Nafisa Akil, Calbee Honey Butter Chips,
Korea

Honey-Butter-Chip.jpg (original size)Illustration by Reshween Maan

Why this snack?
Unlike other Korean snacks, which are either sea-weed flavoured or come with traces of kimchi, shell fish and gochujang, this is one is a refreshing delight. Although they look ordinary, the potato chips are doused with French butter and honey and are extremely addictive. 

Tell us your experience with the snack.
Although these chips came out in 2014, I was only introduced to it last year. Despite the demand waning down by then, it was still very difficult to buy a packet. One rainy day, when I craved the chips, I had to drive nearly two hours out of the city to a remote 7-11 to some! 
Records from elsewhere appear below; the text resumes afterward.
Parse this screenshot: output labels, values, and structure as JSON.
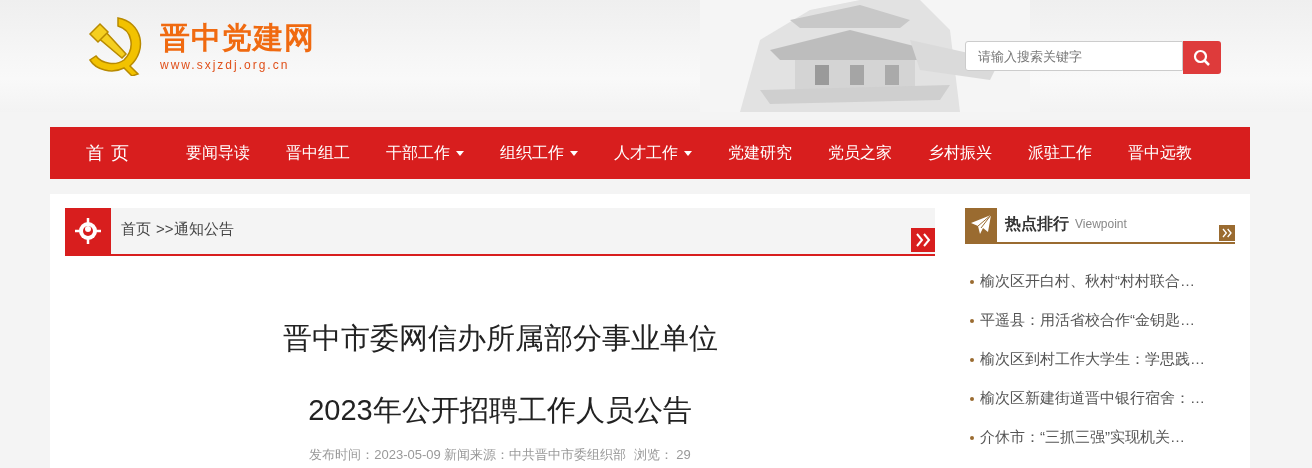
{
  "header": {
    "site_name": "晋中党建网",
    "site_url": "www.sxjzdj.org.cn",
    "search": {
      "placeholder": "请输入搜索关键字"
    }
  },
  "nav": [
    {
      "label": "首 页",
      "kind": "home",
      "has_menu": false
    },
    {
      "label": "要闻导读",
      "kind": "link",
      "has_menu": false
    },
    {
      "label": "晋中组工",
      "kind": "link",
      "has_menu": false
    },
    {
      "label": "干部工作",
      "kind": "link",
      "has_menu": true
    },
    {
      "label": "组织工作",
      "kind": "link",
      "has_menu": true
    },
    {
      "label": "人才工作",
      "kind": "link",
      "has_menu": true
    },
    {
      "label": "党建研究",
      "kind": "link",
      "has_menu": false
    },
    {
      "label": "党员之家",
      "kind": "link",
      "has_menu": false
    },
    {
      "label": "乡村振兴",
      "kind": "link",
      "has_menu": false
    },
    {
      "label": "派驻工作",
      "kind": "link",
      "has_menu": false
    },
    {
      "label": "晋中远教",
      "kind": "link",
      "has_menu": false
    }
  ],
  "breadcrumb": {
    "home": "首页",
    "separator": ">>",
    "current": "通知公告"
  },
  "article": {
    "title_lines": [
      "晋中市委网信办所属部分事业单位",
      "2023年公开招聘工作人员公告"
    ],
    "meta": "发布时间：2023-05-09 新闻来源：中共晋中市委组织部  浏览： 29"
  },
  "hot": {
    "title": "热点排行",
    "subtitle": "Viewpoint",
    "items": [
      "榆次区开白村、秋村“村村联合…",
      "平遥县：用活省校合作“金钥匙…",
      "榆次区到村工作大学生：学思践…",
      "榆次区新建街道晋中银行宿舍：…",
      "介休市：“三抓三强”实现机关…"
    ]
  }
}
Why do you think others should buy it as a souvenir/gift?
Simply because they are delicious! Your family and friends wouldn’t expect a Korean snack to be devoid of spices and strong flavours, since the chips are mild flavoured they work for every palette and not too greasy to consume. Make sure you are buying the original Calbee chips and be beware of fakes.

Wondering why Japan wasn't featured on the list? Stay tuned for our special Japanese souvenir snack guide coming soon.

Looking for amazing food films? Read our interview with Malaysian filmmaker Andrew Gooi who was nominated for a prestigious award

Tags: Asian snacks, snacks, Malaysia Tatler, Tatler guide, Irvins salted egg, Thai toffee, fried crickets, kuih cincin, calbee honey butter chips, polvoron, souvenir, gifts